Therefore the development of rehabilitation devices that can be used safely and easily at home, and are motivating, enjoyable and affordable is essential. Gameball is a device that can be used at home for rehabilitation of the arm and hand post-stroke that has designed by engineers, stroke survivors and specialist stroke physiotherapists. The portable device allows all-in-one arm training through uniquely designed rehabilitation computer games displayed on an iPad or laptop. Feedback and tracking and sharing of progress also feature.
The Gameball device has been successfully tested with 18 stroke survivors in a university setting and was found to be safe, enjoyable and easy to use. The RHOMBUS study will test if the Gameball can be used in the home setting for exercising the arm and hand after stroke.

Specifically, the aim of this study is to determine if the Gameball platform is safe, feasible and acceptable to use for home base rehabilitation of the upper-limb post stroke, and to test procedures to inform the design and delivery of a definitive randomised controlled trial (RCT) of using the Gameball (which will assess the clinical and cost effectiveness of the Gameball intervention with stroke survivors).

Meet the Principal Investigator(s) for the project

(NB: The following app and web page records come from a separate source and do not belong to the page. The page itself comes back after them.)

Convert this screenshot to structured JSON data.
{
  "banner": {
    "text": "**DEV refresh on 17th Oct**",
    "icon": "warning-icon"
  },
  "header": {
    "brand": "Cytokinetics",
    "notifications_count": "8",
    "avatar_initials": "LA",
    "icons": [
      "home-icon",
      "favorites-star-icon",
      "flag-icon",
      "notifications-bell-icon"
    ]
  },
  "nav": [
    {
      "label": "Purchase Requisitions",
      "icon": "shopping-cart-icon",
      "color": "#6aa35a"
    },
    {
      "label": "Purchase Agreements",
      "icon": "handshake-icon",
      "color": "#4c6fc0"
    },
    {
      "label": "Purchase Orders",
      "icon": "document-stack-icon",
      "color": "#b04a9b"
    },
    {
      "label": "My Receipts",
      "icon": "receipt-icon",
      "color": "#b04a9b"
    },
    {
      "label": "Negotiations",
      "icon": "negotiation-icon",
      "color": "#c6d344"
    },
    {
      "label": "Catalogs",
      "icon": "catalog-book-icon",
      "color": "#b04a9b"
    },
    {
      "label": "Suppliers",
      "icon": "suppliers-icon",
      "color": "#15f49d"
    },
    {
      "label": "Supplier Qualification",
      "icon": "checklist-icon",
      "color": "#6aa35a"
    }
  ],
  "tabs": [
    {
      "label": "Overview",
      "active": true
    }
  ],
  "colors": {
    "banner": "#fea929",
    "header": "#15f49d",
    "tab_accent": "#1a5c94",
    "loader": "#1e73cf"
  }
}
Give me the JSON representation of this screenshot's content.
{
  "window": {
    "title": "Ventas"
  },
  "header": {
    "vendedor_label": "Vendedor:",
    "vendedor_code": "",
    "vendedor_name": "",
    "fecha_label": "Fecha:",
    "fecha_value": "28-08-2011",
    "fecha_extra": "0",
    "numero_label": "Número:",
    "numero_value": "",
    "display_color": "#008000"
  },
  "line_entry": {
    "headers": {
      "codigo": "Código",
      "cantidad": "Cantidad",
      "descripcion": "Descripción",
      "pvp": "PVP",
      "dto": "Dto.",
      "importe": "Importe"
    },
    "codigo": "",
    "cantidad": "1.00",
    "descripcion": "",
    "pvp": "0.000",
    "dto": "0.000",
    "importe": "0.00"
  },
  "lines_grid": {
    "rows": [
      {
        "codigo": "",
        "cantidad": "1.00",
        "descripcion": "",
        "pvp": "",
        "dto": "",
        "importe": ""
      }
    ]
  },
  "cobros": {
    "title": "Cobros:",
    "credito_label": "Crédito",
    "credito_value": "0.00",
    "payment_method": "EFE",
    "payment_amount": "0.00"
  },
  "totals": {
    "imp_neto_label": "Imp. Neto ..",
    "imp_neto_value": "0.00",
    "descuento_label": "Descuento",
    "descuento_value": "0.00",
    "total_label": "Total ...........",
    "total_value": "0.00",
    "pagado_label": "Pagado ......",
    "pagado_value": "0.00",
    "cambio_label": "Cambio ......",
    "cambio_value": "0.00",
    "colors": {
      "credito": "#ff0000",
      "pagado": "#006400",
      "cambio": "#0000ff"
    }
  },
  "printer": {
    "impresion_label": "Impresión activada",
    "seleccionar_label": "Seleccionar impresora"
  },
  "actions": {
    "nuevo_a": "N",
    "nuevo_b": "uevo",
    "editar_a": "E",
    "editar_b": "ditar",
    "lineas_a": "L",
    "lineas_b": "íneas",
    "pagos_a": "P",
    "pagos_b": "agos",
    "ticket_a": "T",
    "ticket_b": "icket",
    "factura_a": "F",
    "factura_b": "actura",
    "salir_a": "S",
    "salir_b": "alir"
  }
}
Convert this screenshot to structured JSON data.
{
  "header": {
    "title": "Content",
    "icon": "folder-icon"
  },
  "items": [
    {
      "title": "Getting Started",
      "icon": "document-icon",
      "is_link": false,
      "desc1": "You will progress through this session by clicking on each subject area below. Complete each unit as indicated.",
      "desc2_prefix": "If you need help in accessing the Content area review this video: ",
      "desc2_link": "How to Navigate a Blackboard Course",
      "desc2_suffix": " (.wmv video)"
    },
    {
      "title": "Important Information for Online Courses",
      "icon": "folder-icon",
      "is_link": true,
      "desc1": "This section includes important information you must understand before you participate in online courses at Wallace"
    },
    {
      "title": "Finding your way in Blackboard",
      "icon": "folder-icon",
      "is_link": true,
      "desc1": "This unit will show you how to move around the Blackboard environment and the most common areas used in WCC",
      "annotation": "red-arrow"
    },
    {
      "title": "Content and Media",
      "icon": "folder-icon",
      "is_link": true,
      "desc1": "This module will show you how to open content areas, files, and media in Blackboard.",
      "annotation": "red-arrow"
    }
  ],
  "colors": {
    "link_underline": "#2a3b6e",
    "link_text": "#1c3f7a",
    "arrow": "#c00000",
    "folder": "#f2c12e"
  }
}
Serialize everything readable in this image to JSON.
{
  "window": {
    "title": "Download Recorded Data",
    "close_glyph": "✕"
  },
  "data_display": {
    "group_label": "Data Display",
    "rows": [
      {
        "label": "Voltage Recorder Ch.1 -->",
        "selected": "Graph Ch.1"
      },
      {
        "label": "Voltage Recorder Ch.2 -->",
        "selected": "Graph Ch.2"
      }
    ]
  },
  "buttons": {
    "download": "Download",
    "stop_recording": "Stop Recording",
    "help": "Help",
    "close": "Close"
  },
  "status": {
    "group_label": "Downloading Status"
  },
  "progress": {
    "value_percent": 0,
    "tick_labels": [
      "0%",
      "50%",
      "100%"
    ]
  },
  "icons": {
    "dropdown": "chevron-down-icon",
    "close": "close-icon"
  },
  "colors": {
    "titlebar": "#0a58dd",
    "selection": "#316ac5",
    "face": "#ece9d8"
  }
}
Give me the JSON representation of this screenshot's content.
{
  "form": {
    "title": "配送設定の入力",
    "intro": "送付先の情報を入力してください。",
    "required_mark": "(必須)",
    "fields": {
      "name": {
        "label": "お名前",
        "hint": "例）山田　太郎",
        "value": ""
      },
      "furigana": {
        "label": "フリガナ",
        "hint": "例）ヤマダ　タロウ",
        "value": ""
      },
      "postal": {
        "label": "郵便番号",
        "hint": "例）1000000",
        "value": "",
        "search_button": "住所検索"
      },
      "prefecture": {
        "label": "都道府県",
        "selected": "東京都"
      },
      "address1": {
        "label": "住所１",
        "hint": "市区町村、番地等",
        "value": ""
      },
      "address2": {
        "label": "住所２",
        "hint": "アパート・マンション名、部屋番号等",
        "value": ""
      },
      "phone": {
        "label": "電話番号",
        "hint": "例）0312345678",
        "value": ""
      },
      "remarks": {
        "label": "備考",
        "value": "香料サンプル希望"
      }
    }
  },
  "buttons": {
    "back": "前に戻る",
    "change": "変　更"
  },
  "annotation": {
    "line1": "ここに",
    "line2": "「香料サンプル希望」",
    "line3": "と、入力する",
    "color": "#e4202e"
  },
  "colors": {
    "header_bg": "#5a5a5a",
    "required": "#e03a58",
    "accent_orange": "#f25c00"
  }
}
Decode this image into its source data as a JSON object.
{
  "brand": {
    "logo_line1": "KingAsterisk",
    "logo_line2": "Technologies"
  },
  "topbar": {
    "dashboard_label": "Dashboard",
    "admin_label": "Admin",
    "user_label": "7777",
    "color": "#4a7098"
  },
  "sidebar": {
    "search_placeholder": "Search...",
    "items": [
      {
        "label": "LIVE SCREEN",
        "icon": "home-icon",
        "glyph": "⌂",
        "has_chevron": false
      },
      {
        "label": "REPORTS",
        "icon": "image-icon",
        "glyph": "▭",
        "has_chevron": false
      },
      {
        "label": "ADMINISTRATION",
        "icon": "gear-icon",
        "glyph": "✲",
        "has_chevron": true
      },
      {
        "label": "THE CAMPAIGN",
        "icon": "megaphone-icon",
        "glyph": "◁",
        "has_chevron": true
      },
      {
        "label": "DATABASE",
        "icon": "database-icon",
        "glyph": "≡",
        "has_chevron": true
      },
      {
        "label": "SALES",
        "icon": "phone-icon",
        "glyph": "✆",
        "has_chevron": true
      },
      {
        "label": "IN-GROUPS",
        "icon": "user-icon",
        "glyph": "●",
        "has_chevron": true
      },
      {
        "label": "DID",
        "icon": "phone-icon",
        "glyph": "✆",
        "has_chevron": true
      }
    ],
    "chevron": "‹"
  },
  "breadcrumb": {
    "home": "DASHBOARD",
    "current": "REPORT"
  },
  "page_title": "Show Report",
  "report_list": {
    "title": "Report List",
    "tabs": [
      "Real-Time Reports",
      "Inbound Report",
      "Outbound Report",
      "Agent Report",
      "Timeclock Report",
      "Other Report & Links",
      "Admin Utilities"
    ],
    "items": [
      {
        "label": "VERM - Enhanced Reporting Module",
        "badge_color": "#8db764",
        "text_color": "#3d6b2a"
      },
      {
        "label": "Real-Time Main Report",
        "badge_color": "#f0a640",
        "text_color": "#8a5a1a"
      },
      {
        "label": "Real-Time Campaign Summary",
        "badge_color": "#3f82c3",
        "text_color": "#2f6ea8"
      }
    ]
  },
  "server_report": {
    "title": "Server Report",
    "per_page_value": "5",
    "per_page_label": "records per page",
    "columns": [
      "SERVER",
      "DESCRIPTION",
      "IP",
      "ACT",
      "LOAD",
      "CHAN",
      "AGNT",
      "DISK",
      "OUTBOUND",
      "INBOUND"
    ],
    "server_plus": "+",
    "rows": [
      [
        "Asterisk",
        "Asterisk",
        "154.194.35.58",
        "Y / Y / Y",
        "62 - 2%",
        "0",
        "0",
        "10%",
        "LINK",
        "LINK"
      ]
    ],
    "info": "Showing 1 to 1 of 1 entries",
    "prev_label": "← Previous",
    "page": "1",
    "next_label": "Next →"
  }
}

Dr Cherry Kilbride
Dr Cherry Kilbride - Cherry is a Reader in Physiotherapy, and pathway lead for the ACP MSc Neurorehabilitation in the Department of Health Sciences. Cherry is an active proponent of developing capacity and capability for allied health professional clinical research. Cherry is the Director of Research for Brunel Partners Academic Centre for Health Sciences (BPACHS) and the Lead Allied Health Professional for Clinical Research at the Royal Free London NHS Foundation Trust, where she previously worked as a senior manager and specialist physiotherapist in neurology. Cherry is an active researcher in the field of neurological rehabilitation, including stroke, multiple sclerosis, and cerebral palsy.    Qualifications: PhD MSc FCSP PGCert (LTHE), FHEA

Related Research Group(s)


Smart Technology Advancements in Health and Rehabilitation - Data science/wearable technology and Rehabilitation; Haptic feedback, multi-sensory interfacing and Robotics in Health; Immersion and Engagement in Virtual Rehabilitation; TeleHealth/TeleRehab; Data: using AI and Machine learning to improve health.

people doing yoga

Health and Wellbeing Across the Lifecourse - Inequalities in health and wellbeing in the UK and internationally; welfare, health and wellbeing; ageing studies; health economics.

Partnering with confidence

Organisations interested in our research can partner with us with confidence backed by an external and independent benchmark: The Knowledge Exchange Framework. Read more.

Project last modified 02/10/2023